Investor Dave Schaaf said a crowd of hundreds of other investors in Seibt's numerous properties could be meeting soon with an attorney to plan strategy.
Schaaf said he was the first manager of the RV resort and transferred his funds, his retirement money, into several trust deeds that could be renewed annually.
"When I left him in 2005 I decided at that time I was not going to renew those trust deeds, and as they came due I told him I wanted to be paid back. They matured at different times," Schaaf said.
"He was going to pay me $50,000 a month and in December he was going to make a balloon payment for the final amount. This was in '06. It didn't happen so I called him again in '07 and he told me about some deal with some Chinese investors," Schaaf said. "The Chinese investors never materialized and I'm still sitting here with him owing me $380,000."
Schaaf said four classes of creditors are involved: people who didn't sign mature trust deeds, a second group with active trust deeds, a third group that invested in the RV resort and a fourth group with promissory notes.
Nye County Assessor's Office records show 13 people actually own title to trailer lots in the RV park measuring 0.04 to 0.05 of an acre they bought at prices ranging from $75,000 to $118,000.
Bob Nalett said he had over $300,000 in a trust deed with HSLV Development Corp., one of Seibt's companies. Nalett said Seibt called him Aug. 20 asking for a $35,000 loan, offering to pay it back with 17 percent interest.
"Even when I went over to give him $35,000, you'd think nothing was going on," Nalett said. "We never had a check bounce and never had a check come here that never was supposed to. Every month was just like it was supposed to, like clockwork. Our checks were always here on clockwork."

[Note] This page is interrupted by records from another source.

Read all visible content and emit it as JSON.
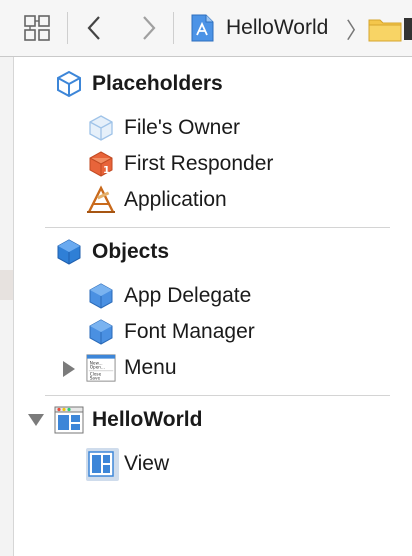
{
  "jumpbar": {
    "crumb_project": "HelloWorld",
    "crumb_separator": "〉"
  },
  "outline": {
    "placeholders": {
      "title": "Placeholders",
      "items": [
        "File's Owner",
        "First Responder",
        "Application"
      ]
    },
    "objects": {
      "title": "Objects",
      "items": [
        "App Delegate",
        "Font Manager",
        "Menu"
      ]
    },
    "window": {
      "title": "HelloWorld",
      "items": [
        "View"
      ]
    },
    "first_responder_badge": "1",
    "menu_thumb_lines": [
      "New...",
      "Open...",
      "Close",
      "Save"
    ]
  },
  "colors": {
    "accent_blue": "#3d86d8",
    "cube_blue": "#4a90e2",
    "responder_orange": "#e8643a"
  }
}
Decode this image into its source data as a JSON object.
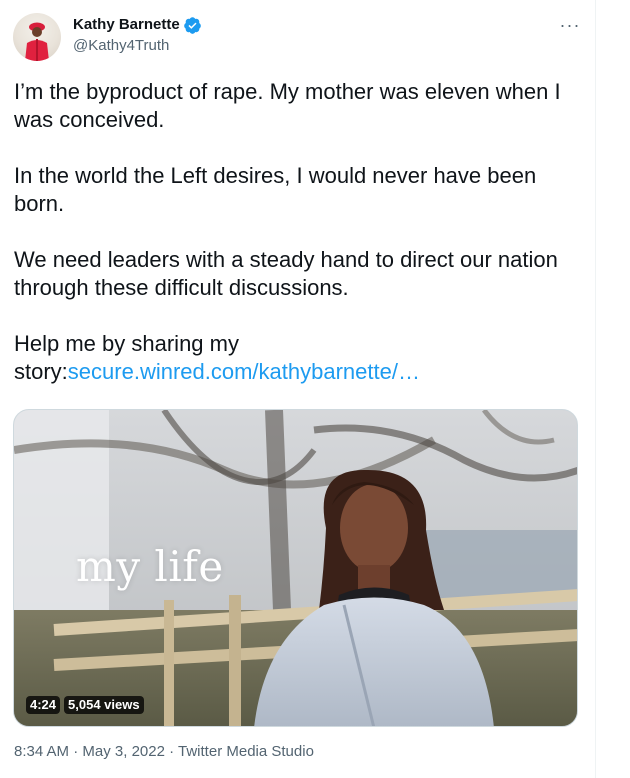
{
  "author": {
    "name": "Kathy Barnette",
    "handle": "@Kathy4Truth",
    "verified": true
  },
  "more_label": "···",
  "tweet": {
    "paragraphs": [
      "I’m the byproduct of rape. My mother was eleven when I was conceived.",
      "In the world the Left desires, I would never have been born.",
      "We need leaders with a steady hand to direct our nation through these difficult discussions."
    ],
    "last_prefix": "Help me by sharing my story:",
    "link_text": "secure.winred.com/kathybarnette/…"
  },
  "media": {
    "overlay_text": "my life",
    "duration": "4:24",
    "views": "5,054 views"
  },
  "meta": {
    "time": "8:34 AM",
    "sep1": " · ",
    "date": "May 3, 2022",
    "sep2": " · ",
    "source": "Twitter Media Studio"
  },
  "colors": {
    "link": "#1d9bf0",
    "secondary_text": "#536471",
    "verified_badge": "#1d9bf0"
  }
}
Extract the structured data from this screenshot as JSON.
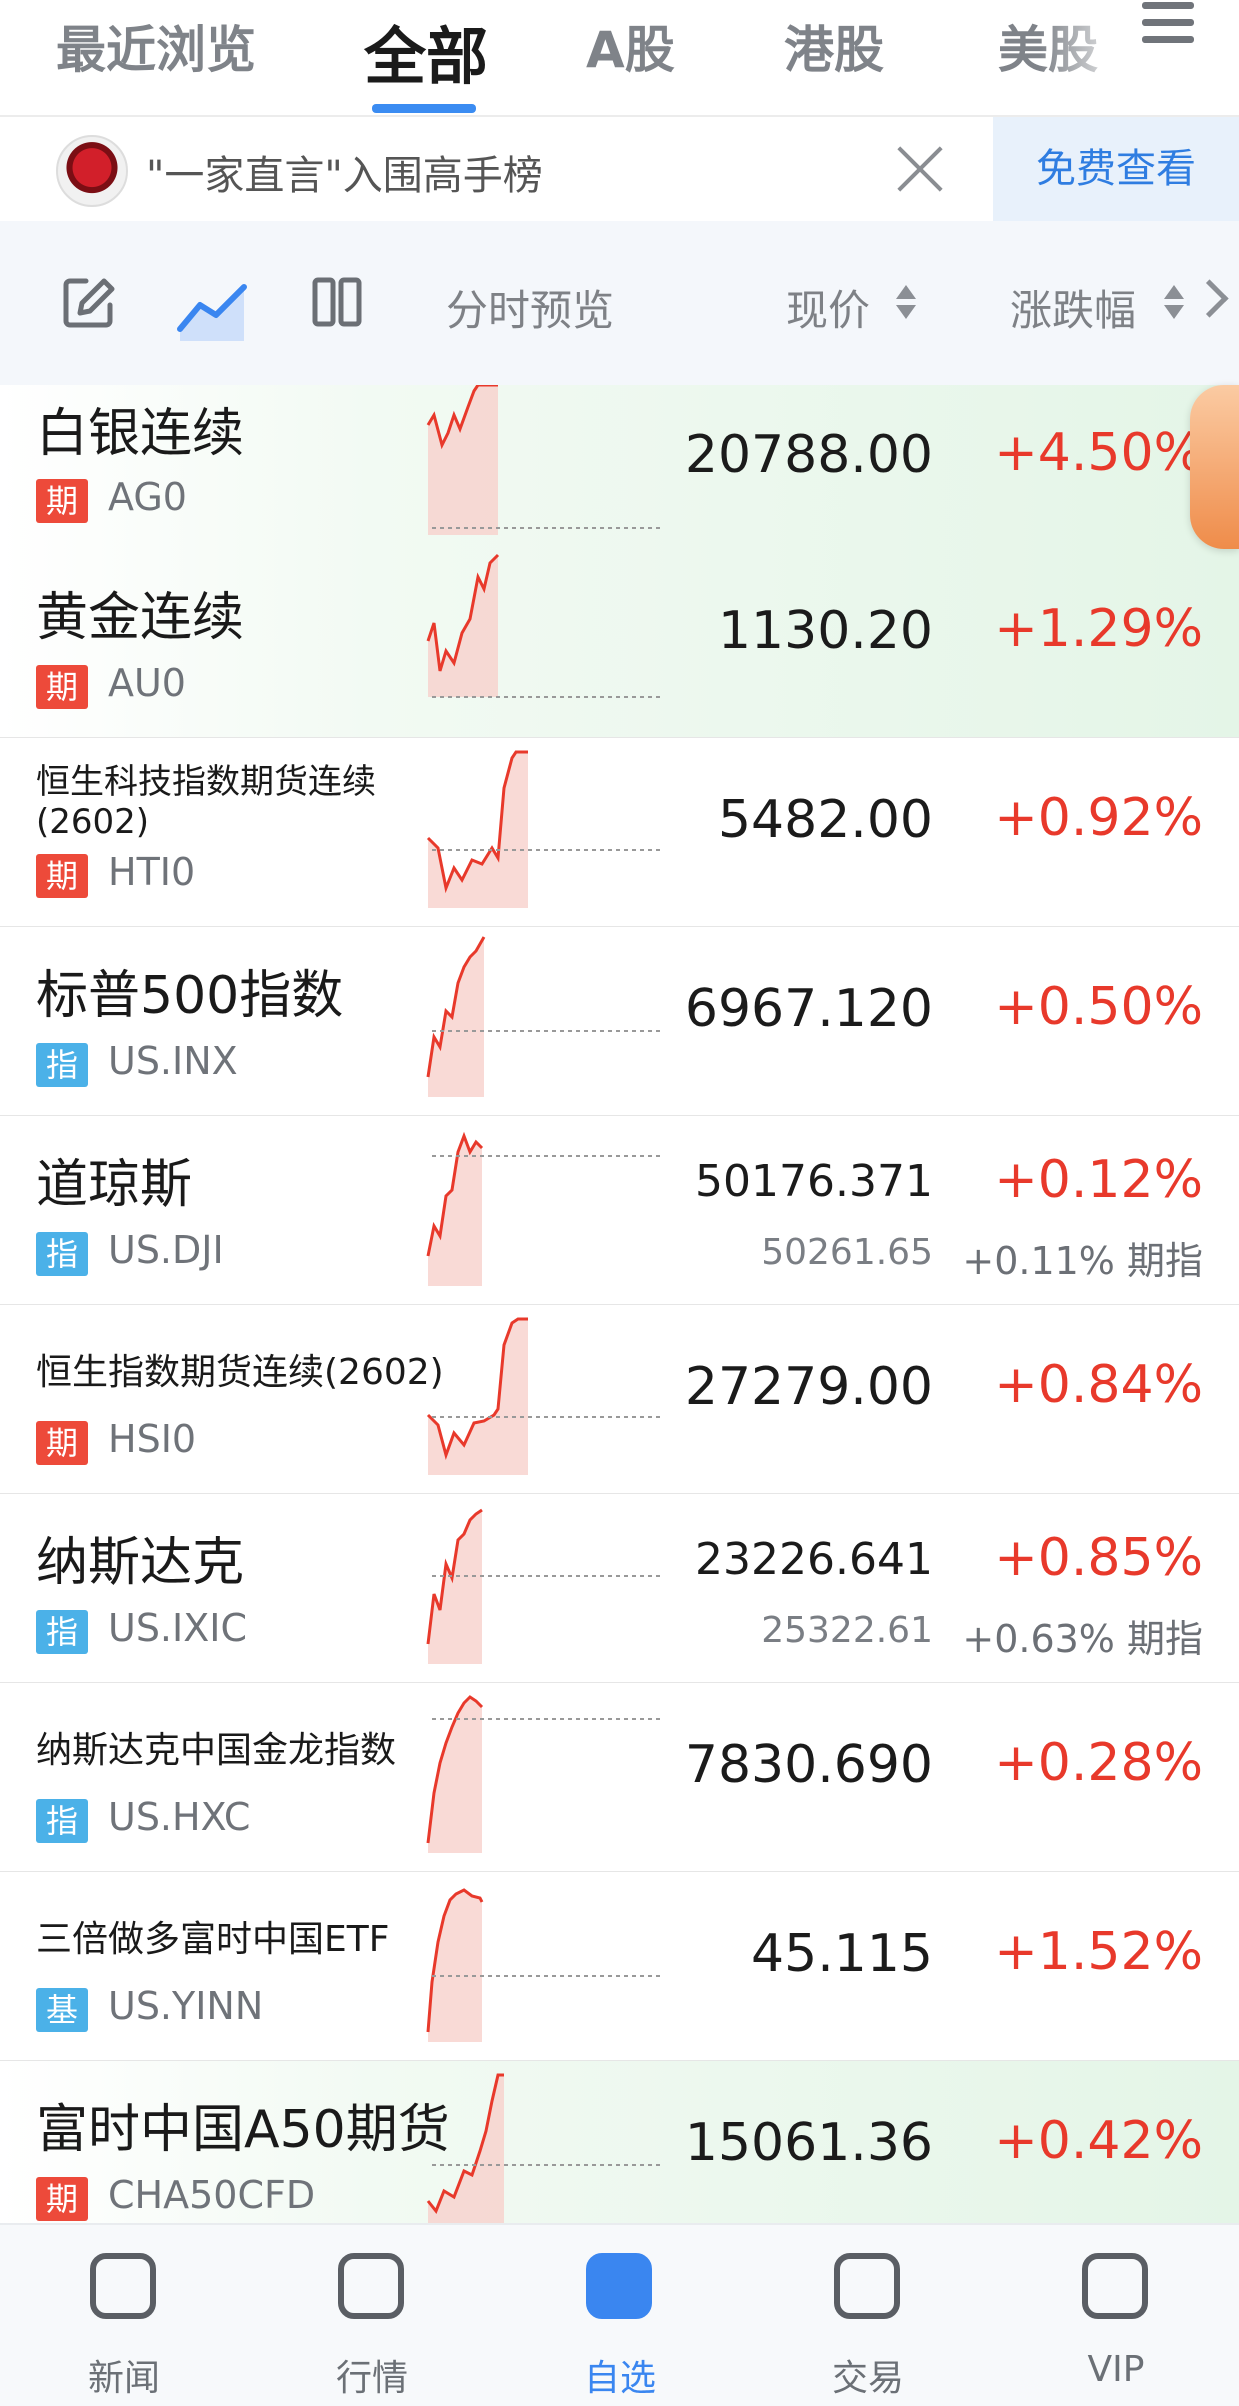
{
  "tabs": [
    {
      "label": "最近浏览",
      "active": false
    },
    {
      "label": "全部",
      "active": true
    },
    {
      "label": "A股",
      "active": false
    },
    {
      "label": "港股",
      "active": false
    },
    {
      "label": "美股",
      "active": false
    }
  ],
  "banner": {
    "text": "\"一家直言\"入围高手榜",
    "button_label": "免费查看"
  },
  "header": {
    "preview_label": "分时预览",
    "price_label": "现价",
    "change_label": "涨跌幅"
  },
  "colors": {
    "accent": "#3a86f0",
    "up": "#e8392b",
    "futures_badge": "#ed4a3a",
    "index_badge": "#4bb1e8"
  },
  "rows": [
    {
      "name": "白银连续",
      "badge": "期",
      "code": "AG0",
      "price": "20788.00",
      "change": "+4.50%",
      "highlight": true
    },
    {
      "name": "黄金连续",
      "badge": "期",
      "code": "AU0",
      "price": "1130.20",
      "change": "+1.29%",
      "highlight": true
    },
    {
      "name": "恒生科技指数期货连续(2602)",
      "badge": "期",
      "code": "HTI0",
      "price": "5482.00",
      "change": "+0.92%",
      "highlight": false
    },
    {
      "name": "标普500指数",
      "badge": "指",
      "code": "US.INX",
      "price": "6967.120",
      "change": "+0.50%",
      "highlight": false
    },
    {
      "name": "道琼斯",
      "badge": "指",
      "code": "US.DJI",
      "price": "50176.371",
      "change": "+0.12%",
      "sub_price": "50261.65",
      "sub_change": "+0.11% 期指",
      "highlight": false
    },
    {
      "name": "恒生指数期货连续(2602)",
      "badge": "期",
      "code": "HSI0",
      "price": "27279.00",
      "change": "+0.84%",
      "highlight": false
    },
    {
      "name": "纳斯达克",
      "badge": "指",
      "code": "US.IXIC",
      "price": "23226.641",
      "change": "+0.85%",
      "sub_price": "25322.61",
      "sub_change": "+0.63% 期指",
      "highlight": false
    },
    {
      "name": "纳斯达克中国金龙指数",
      "badge": "指",
      "code": "US.HXC",
      "price": "7830.690",
      "change": "+0.28%",
      "highlight": false
    },
    {
      "name": "三倍做多富时中国ETF",
      "badge": "基",
      "code": "US.YINN",
      "price": "45.115",
      "change": "+1.52%",
      "highlight": false
    },
    {
      "name": "富时中国A50期货",
      "badge": "期",
      "code": "CHA50CFD",
      "price": "15061.36",
      "change": "+0.42%",
      "highlight": true
    }
  ],
  "bottom_nav": [
    {
      "label": "新闻",
      "icon": "news-icon",
      "active": false
    },
    {
      "label": "行情",
      "icon": "market-chart-icon",
      "active": false
    },
    {
      "label": "自选",
      "icon": "plus-icon",
      "active": true
    },
    {
      "label": "交易",
      "icon": "exchange-icon",
      "active": false
    },
    {
      "label": "VIP",
      "icon": "vip-icon",
      "active": false
    }
  ]
}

Nalett then received the notice of bankruptcy. He recalled the scene when he went to Seibt's offices on West Sahara Avenue in Las Vegas.
"There were people crying, there were about 15 people there. One woman there was with her mother. She had lost all of her money," Nalett said.

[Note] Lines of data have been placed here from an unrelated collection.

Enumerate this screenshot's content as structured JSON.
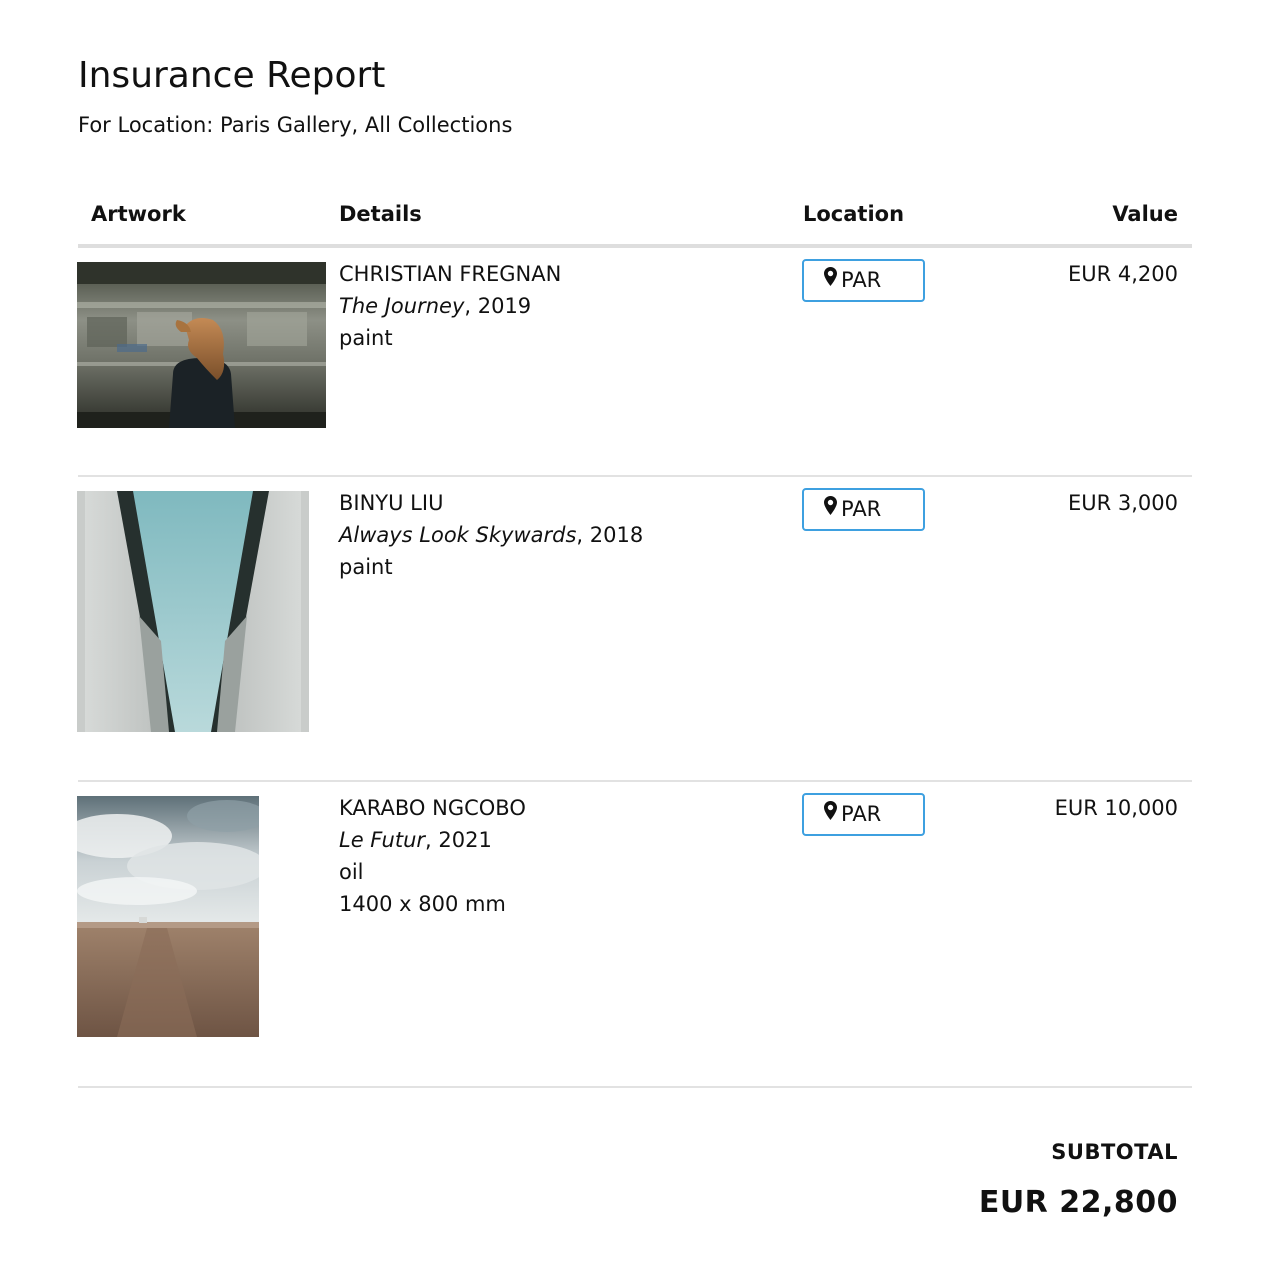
{
  "report": {
    "title": "Insurance Report",
    "subtitle": "For Location: Paris Gallery, All Collections"
  },
  "table": {
    "headers": {
      "artwork": "Artwork",
      "details": "Details",
      "location": "Location",
      "value": "Value"
    },
    "rows": [
      {
        "artist": "CHRISTIAN FREGNAN",
        "title": "The Journey",
        "year": ", 2019",
        "medium": "paint",
        "dimensions": "",
        "location": "PAR",
        "value": "EUR 4,200"
      },
      {
        "artist": "BINYU LIU",
        "title": "Always Look Skywards",
        "year": ", 2018",
        "medium": "paint",
        "dimensions": "",
        "location": "PAR",
        "value": "EUR 3,000"
      },
      {
        "artist": "KARABO NGCOBO",
        "title": "Le Futur",
        "year": ", 2021",
        "medium": "oil",
        "dimensions": "1400 x 800 mm",
        "location": "PAR",
        "value": "EUR 10,000"
      }
    ]
  },
  "summary": {
    "subtotal_label": "SUBTOTAL",
    "subtotal_value": "EUR 22,800"
  },
  "icons": {
    "location": "map-marker-icon"
  },
  "colors": {
    "location_border": "#3ea0e0"
  }
}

A recorded message at Seibt's office stated the mailbox was full and couldn't accept messages.
Investor Robyn Gladd said she has a notice at the offices of Cow County Title for anyone interested in joining their group. Gladd said she invested $120,000 in trust deeds.
"It's heartbreaking. That was our dream money," Gladd said. "It came from the sale of our home in Vegas."
"When you invest in trust deeds you're supposed to be backed up by land," she said. "I have been talking to people who have been getting checks from Hans for 10, 15 years without a glitch."
Cochran said he's talked to some angry investors since arriving on the property a little over a week ago. One of them, a contractor, was angry as hell, he recalled.
"I'm a former Marine, I've been shot at," Cochran said. But he added, "Hans just walked out and we're one of them. Dunham and Associates is one of them."
When the courts allow, the resort will be renamed, he said.
For now, campers, unaware of the legal problems underlying the property, can rent a space for $50 per night and use all the amenities, including the waterfall-fed pool with a view of the Spring Mountains.